--- Records shown Enclosed Below ---

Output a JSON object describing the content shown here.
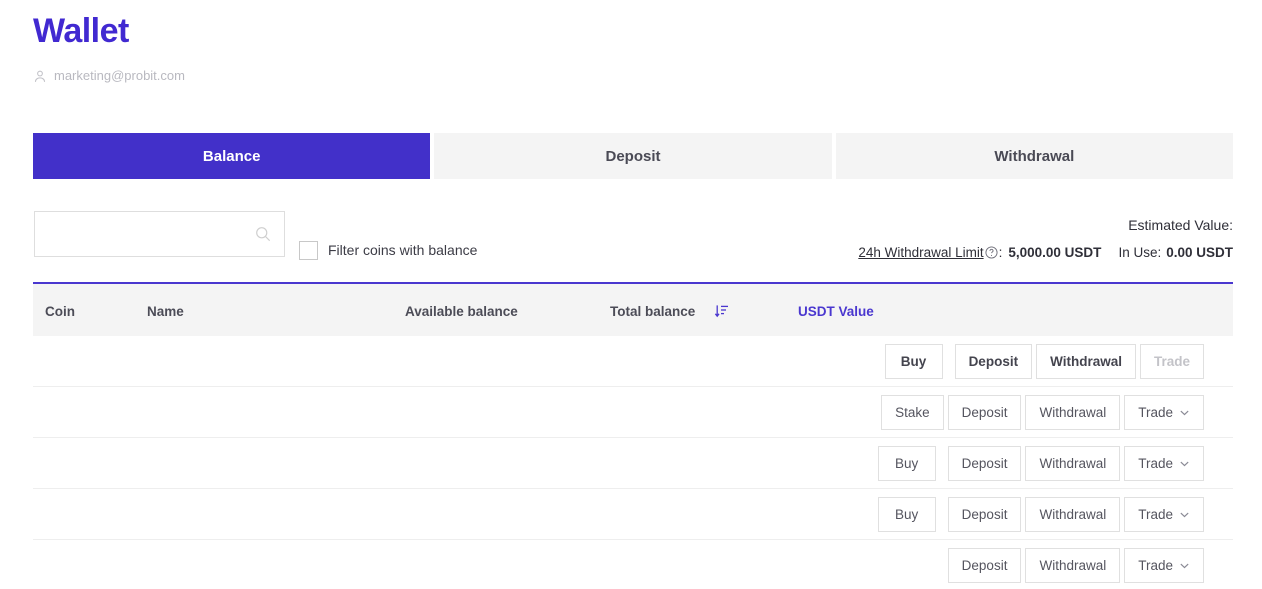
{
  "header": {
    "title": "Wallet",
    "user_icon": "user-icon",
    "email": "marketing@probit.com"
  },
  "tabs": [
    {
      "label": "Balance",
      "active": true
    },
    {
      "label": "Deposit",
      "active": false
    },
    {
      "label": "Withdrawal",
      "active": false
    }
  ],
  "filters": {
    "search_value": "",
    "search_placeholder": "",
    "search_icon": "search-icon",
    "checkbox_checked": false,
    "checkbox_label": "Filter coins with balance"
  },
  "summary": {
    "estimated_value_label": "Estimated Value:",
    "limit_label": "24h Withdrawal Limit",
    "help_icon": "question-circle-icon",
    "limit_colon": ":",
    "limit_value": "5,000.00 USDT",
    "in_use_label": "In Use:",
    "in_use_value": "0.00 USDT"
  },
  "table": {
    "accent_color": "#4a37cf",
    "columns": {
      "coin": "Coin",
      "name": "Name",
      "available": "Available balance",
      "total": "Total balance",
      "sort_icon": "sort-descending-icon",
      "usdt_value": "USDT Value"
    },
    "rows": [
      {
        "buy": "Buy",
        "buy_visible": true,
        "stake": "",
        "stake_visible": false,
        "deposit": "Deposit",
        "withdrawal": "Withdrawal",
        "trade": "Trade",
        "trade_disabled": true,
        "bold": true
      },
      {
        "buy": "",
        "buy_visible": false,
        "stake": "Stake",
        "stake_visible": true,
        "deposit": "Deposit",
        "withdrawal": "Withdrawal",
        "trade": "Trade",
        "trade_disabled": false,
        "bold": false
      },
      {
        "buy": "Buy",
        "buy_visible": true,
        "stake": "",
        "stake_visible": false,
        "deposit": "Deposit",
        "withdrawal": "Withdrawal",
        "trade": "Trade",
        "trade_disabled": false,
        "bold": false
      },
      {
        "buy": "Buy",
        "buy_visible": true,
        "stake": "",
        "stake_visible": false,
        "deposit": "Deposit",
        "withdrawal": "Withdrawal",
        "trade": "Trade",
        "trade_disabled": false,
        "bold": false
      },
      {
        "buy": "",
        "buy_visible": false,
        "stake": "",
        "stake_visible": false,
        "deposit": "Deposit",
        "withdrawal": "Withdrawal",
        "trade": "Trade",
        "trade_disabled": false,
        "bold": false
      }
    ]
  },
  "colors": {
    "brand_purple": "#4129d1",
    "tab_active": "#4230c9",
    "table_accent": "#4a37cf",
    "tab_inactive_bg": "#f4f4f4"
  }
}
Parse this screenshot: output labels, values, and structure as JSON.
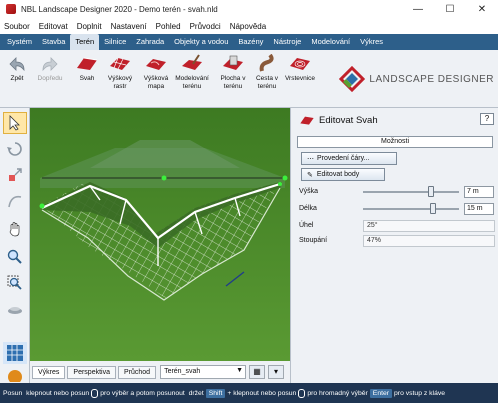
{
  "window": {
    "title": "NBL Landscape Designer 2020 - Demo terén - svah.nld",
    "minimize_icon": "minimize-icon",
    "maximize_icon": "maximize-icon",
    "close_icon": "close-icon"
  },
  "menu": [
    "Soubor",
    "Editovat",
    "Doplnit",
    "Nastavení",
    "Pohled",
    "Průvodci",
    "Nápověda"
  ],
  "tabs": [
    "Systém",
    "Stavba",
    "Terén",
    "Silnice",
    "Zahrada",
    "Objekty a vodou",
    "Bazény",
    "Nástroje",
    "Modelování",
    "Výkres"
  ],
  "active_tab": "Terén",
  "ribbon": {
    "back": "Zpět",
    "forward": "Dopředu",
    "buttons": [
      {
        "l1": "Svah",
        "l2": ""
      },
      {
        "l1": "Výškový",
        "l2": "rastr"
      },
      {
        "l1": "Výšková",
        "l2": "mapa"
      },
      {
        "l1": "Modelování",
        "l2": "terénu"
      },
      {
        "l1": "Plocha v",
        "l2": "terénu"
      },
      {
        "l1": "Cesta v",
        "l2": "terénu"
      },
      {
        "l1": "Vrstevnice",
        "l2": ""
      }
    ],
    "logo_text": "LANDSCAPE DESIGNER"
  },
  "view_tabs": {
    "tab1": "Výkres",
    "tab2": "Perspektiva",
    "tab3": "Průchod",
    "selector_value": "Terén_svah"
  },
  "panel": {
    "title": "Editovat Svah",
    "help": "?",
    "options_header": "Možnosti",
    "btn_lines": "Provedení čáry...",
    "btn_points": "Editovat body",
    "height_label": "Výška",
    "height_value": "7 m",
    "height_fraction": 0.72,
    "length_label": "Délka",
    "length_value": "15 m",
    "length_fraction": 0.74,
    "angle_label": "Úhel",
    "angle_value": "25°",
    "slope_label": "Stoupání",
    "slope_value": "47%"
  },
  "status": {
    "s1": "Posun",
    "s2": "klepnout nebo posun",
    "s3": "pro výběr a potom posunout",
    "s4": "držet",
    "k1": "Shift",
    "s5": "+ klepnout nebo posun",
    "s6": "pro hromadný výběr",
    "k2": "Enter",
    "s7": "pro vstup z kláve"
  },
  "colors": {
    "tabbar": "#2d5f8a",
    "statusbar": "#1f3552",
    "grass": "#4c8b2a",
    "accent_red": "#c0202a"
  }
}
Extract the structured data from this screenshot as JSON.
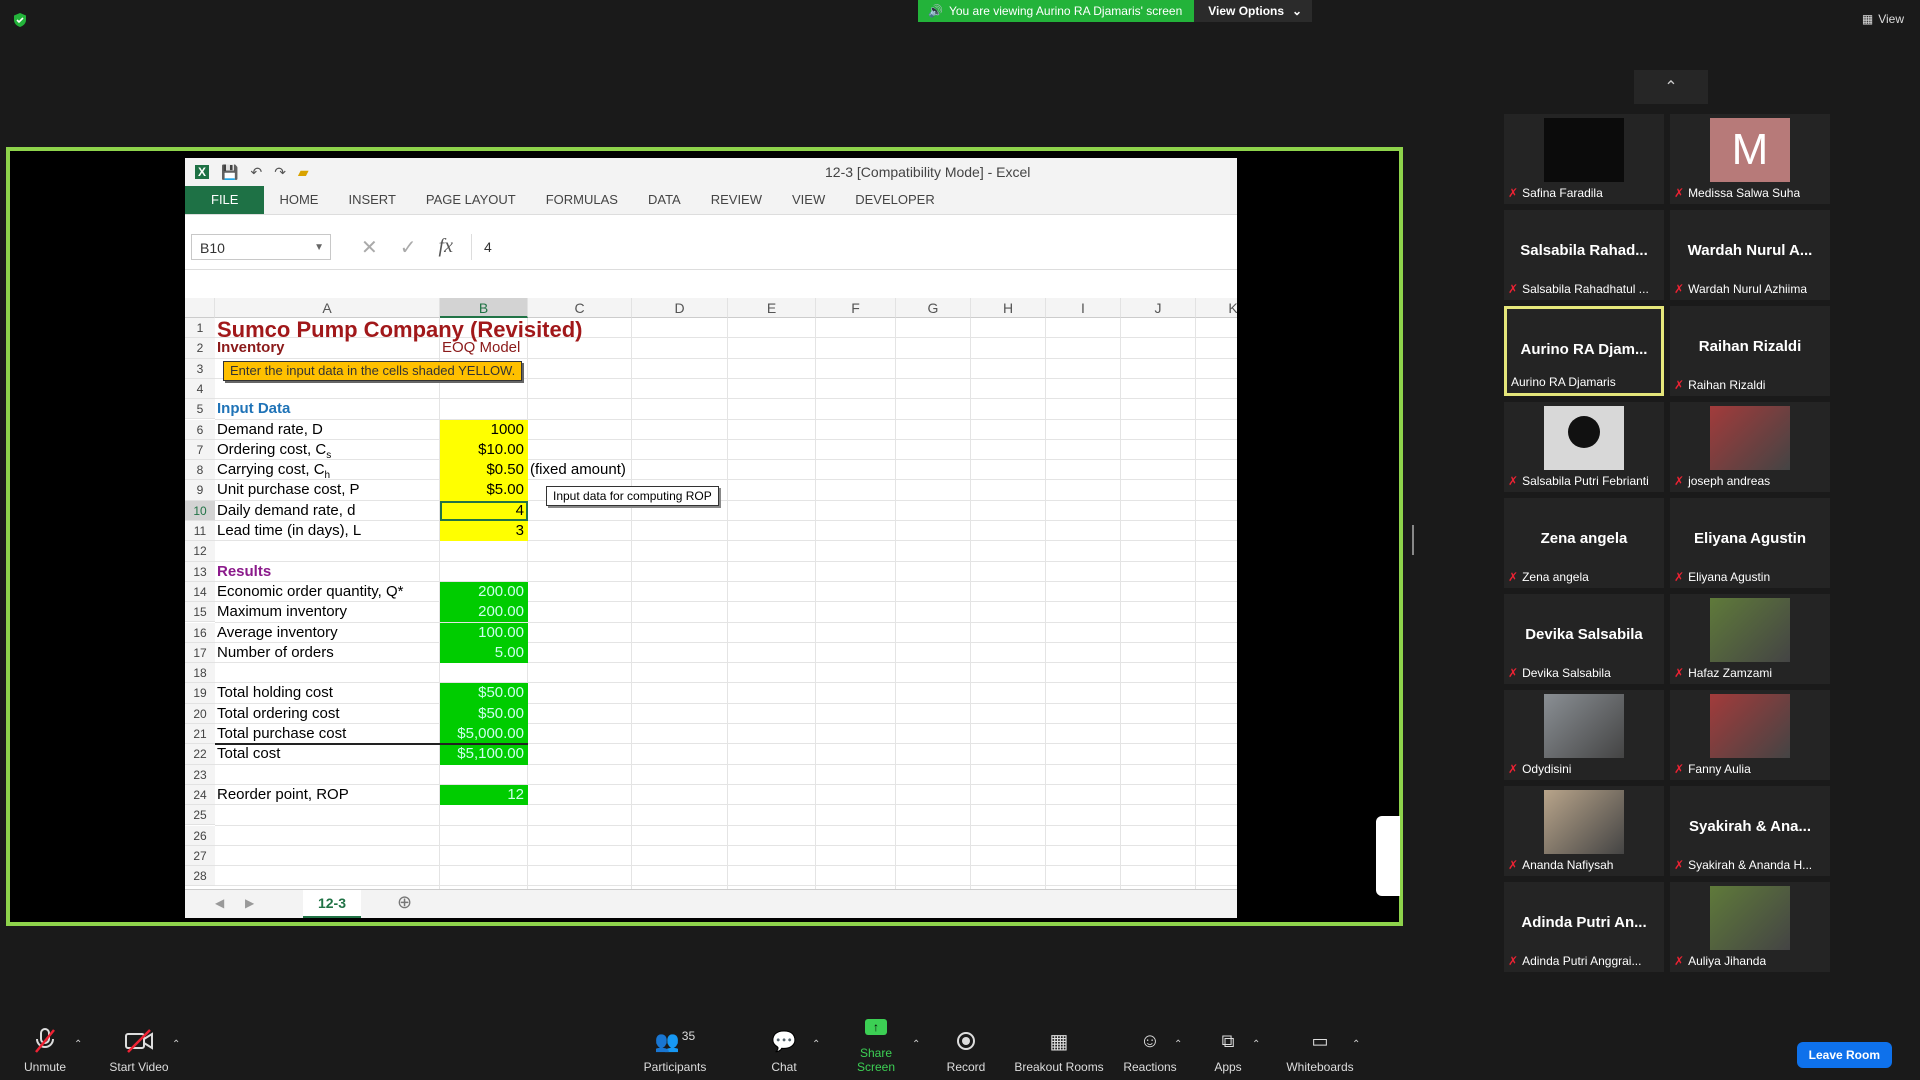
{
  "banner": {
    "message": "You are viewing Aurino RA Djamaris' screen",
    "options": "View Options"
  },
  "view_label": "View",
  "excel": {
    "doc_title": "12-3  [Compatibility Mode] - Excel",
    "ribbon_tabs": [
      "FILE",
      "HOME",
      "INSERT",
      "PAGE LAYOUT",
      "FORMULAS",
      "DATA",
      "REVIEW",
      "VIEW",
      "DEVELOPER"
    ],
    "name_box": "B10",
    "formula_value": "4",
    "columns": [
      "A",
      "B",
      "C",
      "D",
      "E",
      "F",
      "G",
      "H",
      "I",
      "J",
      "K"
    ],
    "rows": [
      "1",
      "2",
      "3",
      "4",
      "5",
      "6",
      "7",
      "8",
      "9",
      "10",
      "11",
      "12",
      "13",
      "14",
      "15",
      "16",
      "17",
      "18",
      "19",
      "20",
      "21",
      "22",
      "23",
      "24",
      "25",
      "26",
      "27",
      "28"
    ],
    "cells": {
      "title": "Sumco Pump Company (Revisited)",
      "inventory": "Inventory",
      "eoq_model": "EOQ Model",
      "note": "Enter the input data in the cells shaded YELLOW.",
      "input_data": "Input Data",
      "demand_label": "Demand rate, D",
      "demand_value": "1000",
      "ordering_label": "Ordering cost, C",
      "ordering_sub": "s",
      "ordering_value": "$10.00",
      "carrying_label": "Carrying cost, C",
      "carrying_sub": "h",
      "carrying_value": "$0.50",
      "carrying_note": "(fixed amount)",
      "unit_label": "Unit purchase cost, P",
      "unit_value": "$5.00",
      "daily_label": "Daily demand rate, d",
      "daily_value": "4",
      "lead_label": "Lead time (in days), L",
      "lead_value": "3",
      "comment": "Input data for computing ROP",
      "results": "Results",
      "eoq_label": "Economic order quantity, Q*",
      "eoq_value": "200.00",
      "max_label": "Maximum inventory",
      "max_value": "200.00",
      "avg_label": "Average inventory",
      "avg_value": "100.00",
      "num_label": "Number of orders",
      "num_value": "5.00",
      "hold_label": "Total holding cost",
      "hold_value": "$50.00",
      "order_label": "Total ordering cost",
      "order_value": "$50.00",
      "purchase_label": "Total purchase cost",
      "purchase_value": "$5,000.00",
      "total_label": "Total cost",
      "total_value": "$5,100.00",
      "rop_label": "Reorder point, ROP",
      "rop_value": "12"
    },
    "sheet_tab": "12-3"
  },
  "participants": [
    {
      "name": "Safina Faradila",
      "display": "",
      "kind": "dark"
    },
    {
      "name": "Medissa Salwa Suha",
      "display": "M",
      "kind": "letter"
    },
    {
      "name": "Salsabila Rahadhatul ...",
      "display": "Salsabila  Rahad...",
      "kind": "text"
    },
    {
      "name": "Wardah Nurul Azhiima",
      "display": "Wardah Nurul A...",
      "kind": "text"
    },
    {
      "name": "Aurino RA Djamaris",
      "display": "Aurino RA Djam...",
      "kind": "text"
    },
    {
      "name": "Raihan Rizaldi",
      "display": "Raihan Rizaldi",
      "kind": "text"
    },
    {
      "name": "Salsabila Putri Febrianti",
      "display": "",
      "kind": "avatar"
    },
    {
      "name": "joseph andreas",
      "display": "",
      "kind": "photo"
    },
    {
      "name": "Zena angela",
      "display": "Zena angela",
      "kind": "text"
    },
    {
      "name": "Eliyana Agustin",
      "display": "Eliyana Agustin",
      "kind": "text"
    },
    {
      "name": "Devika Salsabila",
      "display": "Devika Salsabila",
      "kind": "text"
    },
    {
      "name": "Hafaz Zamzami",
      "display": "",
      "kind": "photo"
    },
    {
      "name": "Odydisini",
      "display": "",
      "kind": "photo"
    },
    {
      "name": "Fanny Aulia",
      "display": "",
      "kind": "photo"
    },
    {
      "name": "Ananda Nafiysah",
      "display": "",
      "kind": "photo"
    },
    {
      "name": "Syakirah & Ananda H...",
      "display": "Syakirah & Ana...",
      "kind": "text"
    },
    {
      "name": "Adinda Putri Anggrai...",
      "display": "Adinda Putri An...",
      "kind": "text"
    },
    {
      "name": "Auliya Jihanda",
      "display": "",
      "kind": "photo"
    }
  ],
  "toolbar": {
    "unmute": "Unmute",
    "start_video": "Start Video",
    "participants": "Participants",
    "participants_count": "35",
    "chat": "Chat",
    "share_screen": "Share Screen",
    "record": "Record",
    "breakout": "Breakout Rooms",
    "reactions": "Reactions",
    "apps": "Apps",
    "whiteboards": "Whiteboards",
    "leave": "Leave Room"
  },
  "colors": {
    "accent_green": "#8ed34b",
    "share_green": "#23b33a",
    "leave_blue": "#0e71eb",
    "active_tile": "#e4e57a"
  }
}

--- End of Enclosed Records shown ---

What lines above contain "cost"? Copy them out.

Final answer:
      "ordering_label": "Ordering cost, C",
      "carrying_label": "Carrying cost, C",
      "unit_label": "Unit purchase cost, P",
      "hold_label": "Total holding cost",
      "order_label": "Total ordering cost",
      "purchase_label": "Total purchase cost",
      "total_label": "Total cost",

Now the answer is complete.